- _Your objective_: Which lines below hold the word "title"? Copy all of them.

- _Record extracts_:

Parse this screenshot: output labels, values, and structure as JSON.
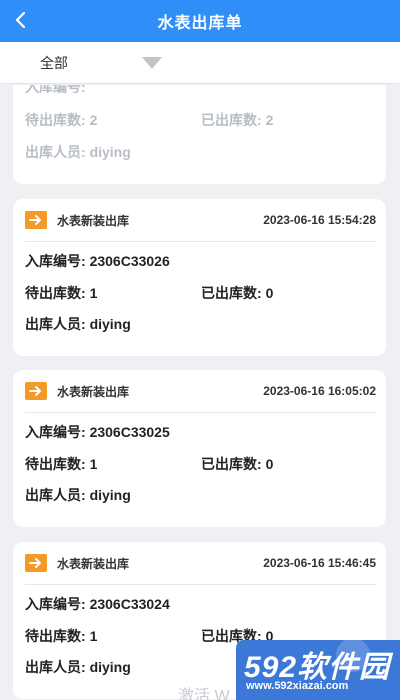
{
  "header": {
    "title": "水表出库单"
  },
  "filter": {
    "selected": "全部"
  },
  "labels": {
    "inbound_no": "入库编号: ",
    "pending": "待出库数: ",
    "shipped": "已出库数: ",
    "operator": "出库人员: "
  },
  "partial_card": {
    "pending": "2",
    "shipped": "2",
    "operator": "diying"
  },
  "records": [
    {
      "type": "水表新装出库",
      "time": "2023-06-16 15:54:28",
      "inbound_no": "2306C33026",
      "pending": "1",
      "shipped": "0",
      "operator": "diying"
    },
    {
      "type": "水表新装出库",
      "time": "2023-06-16 16:05:02",
      "inbound_no": "2306C33025",
      "pending": "1",
      "shipped": "0",
      "operator": "diying"
    },
    {
      "type": "水表新装出库",
      "time": "2023-06-16 15:46:45",
      "inbound_no": "2306C33024",
      "pending": "1",
      "shipped": "0",
      "operator": "diying"
    }
  ],
  "overlay": {
    "activate_text": "激活 W",
    "watermark_big": "592软件园",
    "watermark_small": "www.592xiazai.com"
  },
  "colors": {
    "header": "#2f8ef7",
    "badge": "#f39a28",
    "background": "#eef0f3"
  }
}
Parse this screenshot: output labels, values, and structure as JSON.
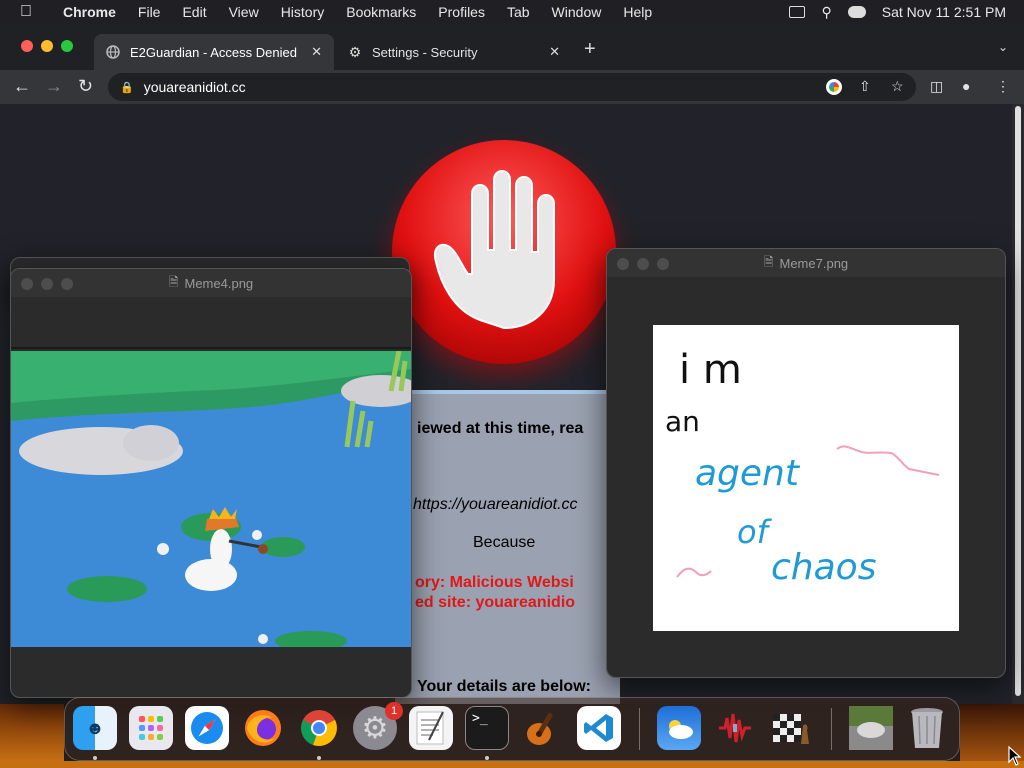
{
  "menubar": {
    "app": "Chrome",
    "items": [
      "File",
      "Edit",
      "View",
      "History",
      "Bookmarks",
      "Profiles",
      "Tab",
      "Window",
      "Help"
    ],
    "clock": "Sat Nov 11  2:51 PM"
  },
  "tabs": [
    {
      "title": "E2Guardian - Access Denied",
      "icon": "globe-icon"
    },
    {
      "title": "Settings - Security",
      "icon": "gear-icon"
    }
  ],
  "omnibox": {
    "url": "youareanidiot.cc"
  },
  "page": {
    "line1": "iewed at this time, rea",
    "url": "https://youareanidiot.cc",
    "because": "Because",
    "category": "ory: Malicious Websi",
    "site": "ed site: youareanidio",
    "details": "Your details are below:"
  },
  "windows": {
    "meme4": {
      "title": "Meme4.png"
    },
    "meme7": {
      "title": "Meme7.png",
      "drawing": {
        "line1": "i m",
        "line2": "an",
        "line3": "agent",
        "line4": "of",
        "line5": "chaos"
      }
    }
  },
  "dock": {
    "apps": [
      {
        "name": "finder",
        "running": true
      },
      {
        "name": "launchpad",
        "running": false
      },
      {
        "name": "safari",
        "running": false
      },
      {
        "name": "firefox",
        "running": false
      },
      {
        "name": "chrome",
        "running": true
      },
      {
        "name": "system-settings",
        "running": false,
        "badge": "1"
      },
      {
        "name": "textedit",
        "running": false
      },
      {
        "name": "terminal",
        "running": true
      },
      {
        "name": "garageband",
        "running": false
      },
      {
        "name": "vscode",
        "running": false
      },
      {
        "name": "weather",
        "running": false
      },
      {
        "name": "audio-app",
        "running": false
      },
      {
        "name": "chess",
        "running": false
      },
      {
        "name": "downloads-stack",
        "running": false
      },
      {
        "name": "trash",
        "running": false
      }
    ]
  },
  "colors": {
    "chrome_dark": "#202124",
    "toolbar": "#35363a",
    "stop_red": "#e01010",
    "alert_red": "#e01818",
    "drawing_blue": "#1e9ad6",
    "drawing_pink": "#f0a0b8"
  }
}
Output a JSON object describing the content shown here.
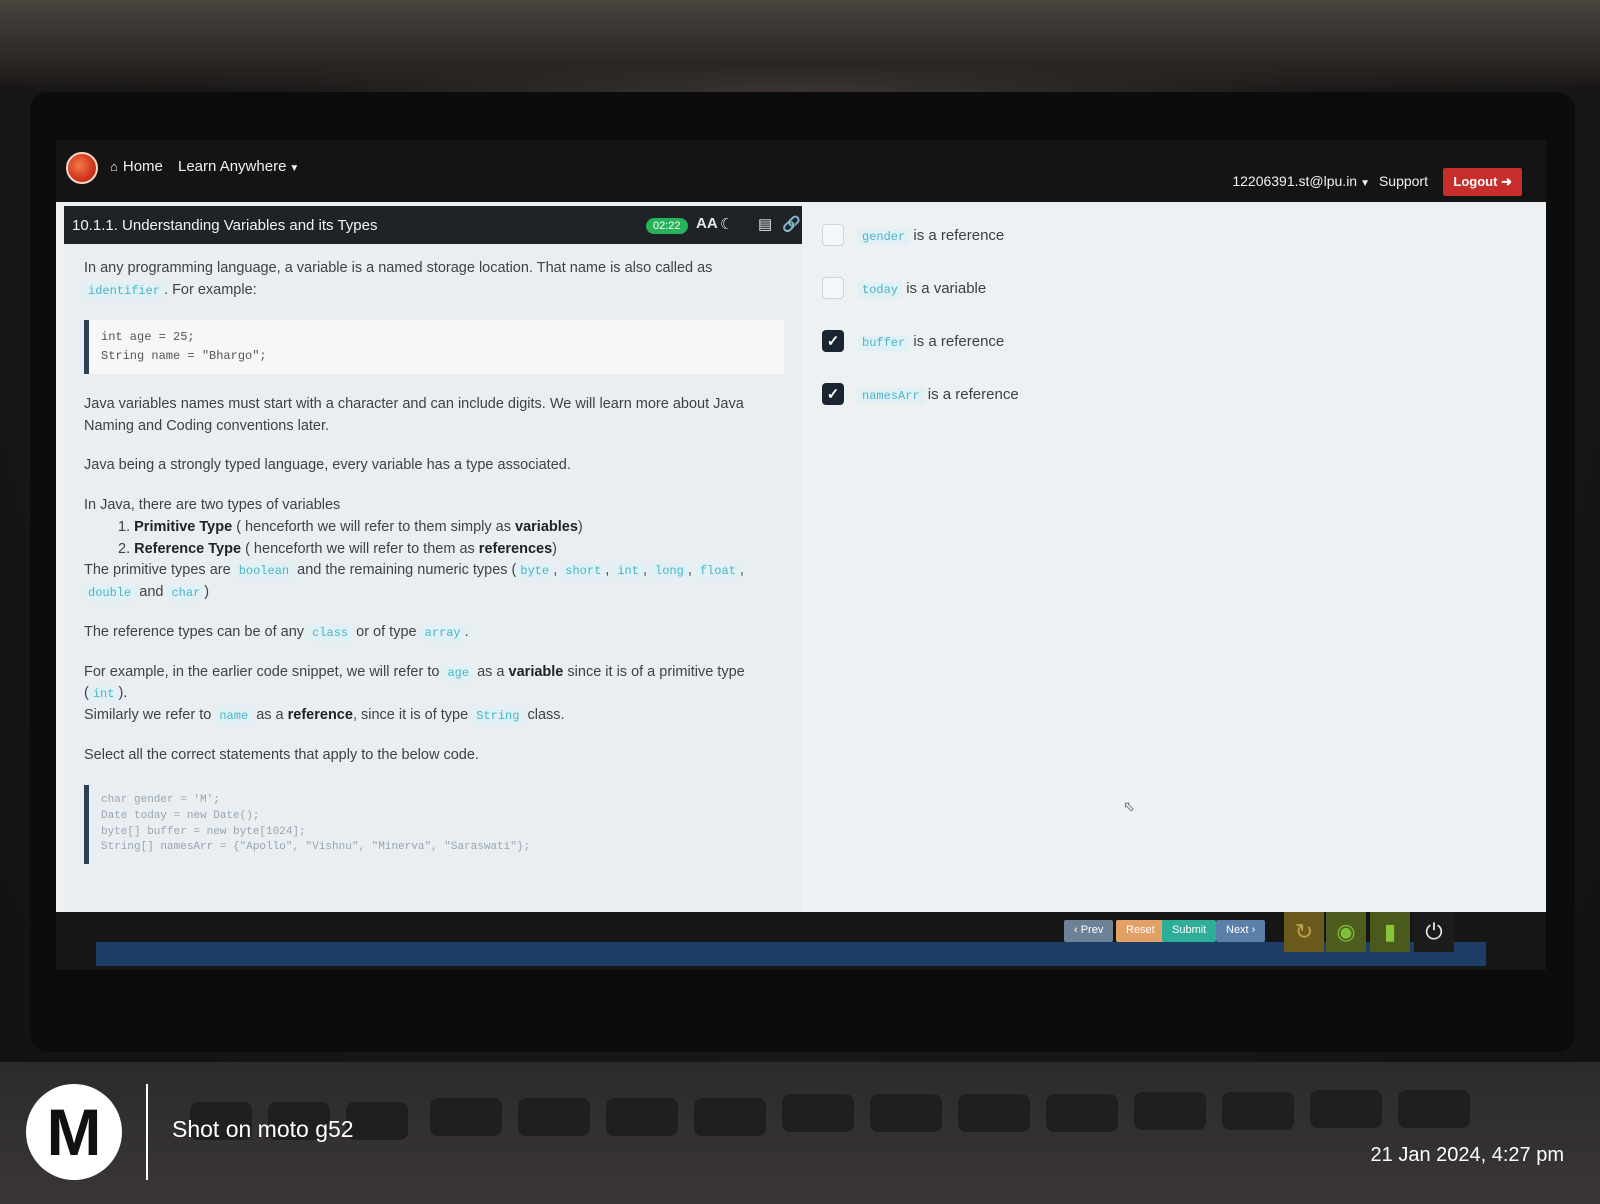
{
  "navbar": {
    "home_label": "Home",
    "learn_label": "Learn Anywhere",
    "user_email": "12206391.st@lpu.in",
    "support_label": "Support",
    "logout_label": "Logout"
  },
  "lesson": {
    "title": "10.1.1. Understanding Variables and its Types",
    "timer": "02:22",
    "intro_text": "In any programming language, a variable is a named storage location. That name is also called as",
    "identifier": "identifier",
    "intro_tail": ". For example:",
    "code_example": [
      "int age = 25;",
      "String name = \"Bhargo\";"
    ],
    "naming_text": "Java variables names must start with a character and can include digits. We will learn more about Java Naming and Coding conventions later.",
    "typed_text": "Java being a strongly typed language, every variable has a type associated.",
    "types_intro": "In Java, there are two types of variables",
    "types": [
      {
        "num": "1.",
        "name": "Primitive Type",
        "desc": "( henceforth we will refer to them simply as",
        "term": "variables",
        "close": ")"
      },
      {
        "num": "2.",
        "name": "Reference Type",
        "desc": "( henceforth we will refer to them as",
        "term": "references",
        "close": ")"
      }
    ],
    "primitive_prefix": "The primitive types are",
    "primitive_boolean": "boolean",
    "primitive_mid": "and the remaining numeric types (",
    "numeric_types": [
      "byte",
      "short",
      "int",
      "long",
      "float",
      "double"
    ],
    "and_word": "and",
    "char_type": "char",
    "ref_prefix": "The reference types can be of any",
    "ref_class": "class",
    "ref_mid": "or of type",
    "ref_array": "array",
    "example_prefix": "For example, in the earlier code snippet, we will refer to",
    "example_age": "age",
    "example_as": "as a",
    "example_variable": "variable",
    "example_since": "since it is of a primitive type",
    "example_int": "int",
    "similarly_prefix": "Similarly we refer to",
    "similarly_name": "name",
    "similarly_as": "as a",
    "similarly_reference": "reference",
    "similarly_since": ", since it is of type",
    "similarly_string": "String",
    "similarly_class": "class.",
    "select_text": "Select all the correct statements that apply to the below code.",
    "question_code": [
      "char gender = 'M';",
      "Date today = new Date();",
      "byte[] buffer = new byte[1024];",
      "String[] namesArr = {\"Apollo\", \"Vishnu\", \"Minerva\", \"Saraswati\"};"
    ]
  },
  "options": [
    {
      "code": "gender",
      "text": "is a reference",
      "checked": false
    },
    {
      "code": "today",
      "text": "is a variable",
      "checked": false
    },
    {
      "code": "buffer",
      "text": "is a reference",
      "checked": true
    },
    {
      "code": "namesArr",
      "text": "is a reference",
      "checked": true
    }
  ],
  "footer": {
    "prev_label": "‹ Prev",
    "reset_label": "Reset",
    "submit_label": "Submit",
    "next_label": "Next ›"
  },
  "watermark": {
    "shot_on": "Shot on moto g52",
    "datetime": "21 Jan 2024, 4:27 pm"
  },
  "icons": {
    "home": "home-icon",
    "font": "font-size-icon",
    "moon": "dark-mode-icon",
    "layout": "layout-icon",
    "link": "link-icon",
    "refresh": "refresh-icon",
    "wifi": "wifi-icon",
    "battery": "battery-icon",
    "power": "power-icon"
  },
  "colors": {
    "logout": "#c62d2b",
    "timer": "#27b35a",
    "submit": "#2eae99",
    "reset": "#e3a064"
  }
}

- _Result below_:
    "title": "水表出库单"
      "title": "E2Guardian - Access Denied",
      "title": "Settings - Security",
      "title": "Meme4.png"
      "title": "Meme7.png",
    "title": "10.1.1. Understanding Variables and its Types",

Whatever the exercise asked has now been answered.